Excerpts from a dataset

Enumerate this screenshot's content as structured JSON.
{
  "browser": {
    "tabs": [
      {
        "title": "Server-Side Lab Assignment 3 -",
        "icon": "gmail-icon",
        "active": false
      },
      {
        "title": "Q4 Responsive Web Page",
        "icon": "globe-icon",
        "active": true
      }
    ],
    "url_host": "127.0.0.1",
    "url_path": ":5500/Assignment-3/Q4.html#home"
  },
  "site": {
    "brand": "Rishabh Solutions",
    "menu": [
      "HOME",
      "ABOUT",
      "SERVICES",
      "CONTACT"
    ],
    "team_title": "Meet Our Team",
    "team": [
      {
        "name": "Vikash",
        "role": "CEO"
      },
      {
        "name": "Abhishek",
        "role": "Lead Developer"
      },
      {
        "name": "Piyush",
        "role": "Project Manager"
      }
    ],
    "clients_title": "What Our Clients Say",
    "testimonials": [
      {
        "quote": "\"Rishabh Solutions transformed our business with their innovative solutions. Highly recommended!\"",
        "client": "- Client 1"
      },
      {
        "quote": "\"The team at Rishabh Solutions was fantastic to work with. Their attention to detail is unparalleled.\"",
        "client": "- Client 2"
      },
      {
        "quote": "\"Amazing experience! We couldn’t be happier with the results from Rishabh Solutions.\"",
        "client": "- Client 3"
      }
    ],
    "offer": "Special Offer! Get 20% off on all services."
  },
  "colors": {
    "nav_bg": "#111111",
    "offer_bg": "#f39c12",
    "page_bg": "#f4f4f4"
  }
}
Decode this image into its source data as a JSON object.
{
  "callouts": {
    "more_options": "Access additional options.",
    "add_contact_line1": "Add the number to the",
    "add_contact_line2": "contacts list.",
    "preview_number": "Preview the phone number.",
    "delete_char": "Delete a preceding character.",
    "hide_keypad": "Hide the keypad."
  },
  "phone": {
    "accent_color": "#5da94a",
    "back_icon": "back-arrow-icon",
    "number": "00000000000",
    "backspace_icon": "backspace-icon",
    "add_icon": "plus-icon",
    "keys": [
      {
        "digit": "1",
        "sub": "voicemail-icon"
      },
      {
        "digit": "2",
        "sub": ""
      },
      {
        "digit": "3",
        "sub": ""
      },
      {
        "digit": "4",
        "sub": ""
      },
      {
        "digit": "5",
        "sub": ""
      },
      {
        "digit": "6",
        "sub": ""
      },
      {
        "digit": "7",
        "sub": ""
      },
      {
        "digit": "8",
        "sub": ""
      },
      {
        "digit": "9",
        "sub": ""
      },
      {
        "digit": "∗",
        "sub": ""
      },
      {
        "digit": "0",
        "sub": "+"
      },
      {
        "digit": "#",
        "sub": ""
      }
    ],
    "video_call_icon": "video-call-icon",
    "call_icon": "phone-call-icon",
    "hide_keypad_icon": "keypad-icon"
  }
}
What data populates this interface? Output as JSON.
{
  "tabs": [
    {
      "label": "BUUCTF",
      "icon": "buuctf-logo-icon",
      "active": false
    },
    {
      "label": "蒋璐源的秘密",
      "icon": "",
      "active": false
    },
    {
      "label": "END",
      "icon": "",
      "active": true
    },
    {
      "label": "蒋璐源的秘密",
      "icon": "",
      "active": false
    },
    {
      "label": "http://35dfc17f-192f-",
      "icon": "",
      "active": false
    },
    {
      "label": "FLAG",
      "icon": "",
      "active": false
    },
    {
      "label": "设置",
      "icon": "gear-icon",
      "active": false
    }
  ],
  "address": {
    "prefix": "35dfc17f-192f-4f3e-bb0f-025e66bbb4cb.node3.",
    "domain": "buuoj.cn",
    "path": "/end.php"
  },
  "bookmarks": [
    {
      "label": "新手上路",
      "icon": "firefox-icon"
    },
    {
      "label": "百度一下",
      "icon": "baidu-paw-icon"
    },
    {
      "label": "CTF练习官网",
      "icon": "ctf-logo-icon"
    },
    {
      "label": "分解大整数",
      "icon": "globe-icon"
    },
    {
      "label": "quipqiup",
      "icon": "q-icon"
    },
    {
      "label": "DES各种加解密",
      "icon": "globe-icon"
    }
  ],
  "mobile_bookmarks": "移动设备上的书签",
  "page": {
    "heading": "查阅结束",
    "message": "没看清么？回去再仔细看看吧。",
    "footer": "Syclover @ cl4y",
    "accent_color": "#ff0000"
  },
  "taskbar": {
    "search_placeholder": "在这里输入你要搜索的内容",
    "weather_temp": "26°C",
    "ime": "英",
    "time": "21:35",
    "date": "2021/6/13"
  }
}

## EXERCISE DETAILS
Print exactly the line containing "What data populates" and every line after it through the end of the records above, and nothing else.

## EXERCISE ANSWER
What data populates this interface? Output as JSON.
{
  "tabs": [
    {
      "label": "BUUCTF",
      "icon": "buuctf-logo-icon",
      "active": false
    },
    {
      "label": "蒋璐源的秘密",
      "icon": "",
      "active": false
    },
    {
      "label": "END",
      "icon": "",
      "active": true
    },
    {
      "label": "蒋璐源的秘密",
      "icon": "",
      "active": false
    },
    {
      "label": "http://35dfc17f-192f-",
      "icon": "",
      "active": false
    },
    {
      "label": "FLAG",
      "icon": "",
      "active": false
    },
    {
      "label": "设置",
      "icon": "gear-icon",
      "active": false
    }
  ],
  "address": {
    "prefix": "35dfc17f-192f-4f3e-bb0f-025e66bbb4cb.node3.",
    "domain": "buuoj.cn",
    "path": "/end.php"
  },
  "bookmarks": [
    {
      "label": "新手上路",
      "icon": "firefox-icon"
    },
    {
      "label": "百度一下",
      "icon": "baidu-paw-icon"
    },
    {
      "label": "CTF练习官网",
      "icon": "ctf-logo-icon"
    },
    {
      "label": "分解大整数",
      "icon": "globe-icon"
    },
    {
      "label": "quipqiup",
      "icon": "q-icon"
    },
    {
      "label": "DES各种加解密",
      "icon": "globe-icon"
    }
  ],
  "mobile_bookmarks": "移动设备上的书签",
  "page": {
    "heading": "查阅结束",
    "message": "没看清么？回去再仔细看看吧。",
    "footer": "Syclover @ cl4y",
    "accent_color": "#ff0000"
  },
  "taskbar": {
    "search_placeholder": "在这里输入你要搜索的内容",
    "weather_temp": "26°C",
    "ime": "英",
    "time": "21:35",
    "date": "2021/6/13"
  }
}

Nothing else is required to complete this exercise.